you do not want a research to know that misinformation is rampant on social media; a fast search on “ vaccines” or “local weather change” will affirm that. A extra compelling query is why. It’s clear that, at a minimal, there are contributions from organized disinformation campaigns, rampant political partisans, and questionable algorithms. However past that, there are nonetheless lots of people who select to share stuff that even a cursory examination would present is rubbish. What’s driving them?
That was the query that motivated a small worldwide group of researchers who determined to check out how a gaggle of US residents selected which information to share. Their outcomes recommend that a number of the customary elements that individuals level to when explaining the tsunami of misinformation—incapacity to judge info and partisan biases—aren’t having as a lot affect as most of us suppose. As an alternative, a variety of the blame will get directed at individuals simply not paying cautious consideration.

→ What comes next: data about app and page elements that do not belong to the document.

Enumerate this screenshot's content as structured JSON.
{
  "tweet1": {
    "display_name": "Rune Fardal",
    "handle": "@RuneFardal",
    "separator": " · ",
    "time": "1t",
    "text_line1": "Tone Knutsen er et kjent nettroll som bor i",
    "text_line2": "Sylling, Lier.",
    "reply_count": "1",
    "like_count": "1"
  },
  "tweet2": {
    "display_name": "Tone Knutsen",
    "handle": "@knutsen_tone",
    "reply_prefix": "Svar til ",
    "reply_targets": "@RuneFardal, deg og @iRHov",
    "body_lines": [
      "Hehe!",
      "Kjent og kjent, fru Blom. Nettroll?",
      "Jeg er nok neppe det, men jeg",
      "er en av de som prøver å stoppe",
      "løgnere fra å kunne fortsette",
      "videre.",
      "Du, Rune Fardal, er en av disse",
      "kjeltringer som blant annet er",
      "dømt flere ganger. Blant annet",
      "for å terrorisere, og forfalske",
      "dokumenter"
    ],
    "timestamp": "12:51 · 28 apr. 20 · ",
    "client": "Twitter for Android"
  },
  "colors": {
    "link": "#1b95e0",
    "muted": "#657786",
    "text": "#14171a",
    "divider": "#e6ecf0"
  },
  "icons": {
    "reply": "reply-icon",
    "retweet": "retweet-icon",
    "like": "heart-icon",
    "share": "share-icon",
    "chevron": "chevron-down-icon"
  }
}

The researchers ran quite a few pretty comparable experiments to get on the particulars of misinformation sharing. This concerned panels of US-based members recruited both by way of Mechanical Turk or through a survey inhabitants that supplied a extra consultant pattern of the US. Every panel had a number of hundred to over 1,000 people, and the outcomes had been constant throughout completely different experiments, so there was a level of reproducibility to the information.
To do the experiments, the researchers gathered a set of headlines and lead sentences from information tales that had been shared on social media. The set was evenly blended between headlines that had been clearly true and clearly false, and every of those classes was break up once more between these headlines that favored Democrats and those who favored Republicans.
One factor that was clear is that persons are usually able to judging the accuracy of the headlines. There was a 56 share level hole between how typically an correct headline was rated as true and the way typically a false headline was. Folks aren’t excellent—they nonetheless bought issues fallacious pretty typically—however they’re clearly fairly a bit higher at this than they’re given credit score for.
The second factor is that ideology does not actually appear to be a significant component in driving judgements on whether or not a headline was correct. Folks had been extra more likely to price headlines that agreed with their politics, however the distinction right here was solely 10 share factors. That is vital (each societally and statistically), but it surely’s actually not a big sufficient hole to elucidate the flood of misinformation.
However when the identical individuals had been requested about whether or not they’d share these similar tales, politics performed an enormous function, and the reality receded. The distinction in intention to share between true and false headlines was solely 6 share factors. In the meantime the hole between whether or not a headline agreed with an individual’s politics or not noticed a 20 share level hole. Placing it in concrete phrases, the authors take a look at the false headline “Over 500 ‘Migrant Caravaners’ Arrested With Suicide Vests.” Solely 16 p.c of conservatives within the survey inhabitants rated it as true. However over half of them had been amenable to sharing it on social media.
Total, the members had been twice as more likely to take into account sharing a false headline that was aligned with their politics than they had been to price them as correct. But amazingly, when the identical inhabitants was requested about whether or not it is necessary to solely share correct content material on social media, the most typical reply was “extraordinarily necessary.”
So individuals can distinguish what’s correct, and so they say it is necessary in deciding what to share. However when it comes down to truly making that selection, accuracy does not appear to matter a lot. Or, because the researchers put it, one thing concerning the social media context shifts individuals’s consideration away from caring concerning the fact, and onto the will to get likes and sign their ideological affiliation.
To get at whether or not this may be the case, the researchers altered the experiment barely to remind individuals concerning the significance of accuracy. Of their modified survey, they began off by asking individuals to price the accuracy of a nonpartisan information headline, which ought to make members extra acutely aware of the necessity for and the method of creating these types of judgements. Those that obtained this immediate had been much less more likely to report that they had been considering sharing faux information headlines, particularly when stated headlines agreed with their politics. Related issues occurred when individuals had been merely requested concerning the significance of accuracy earlier than taking the survey, reasonably than after.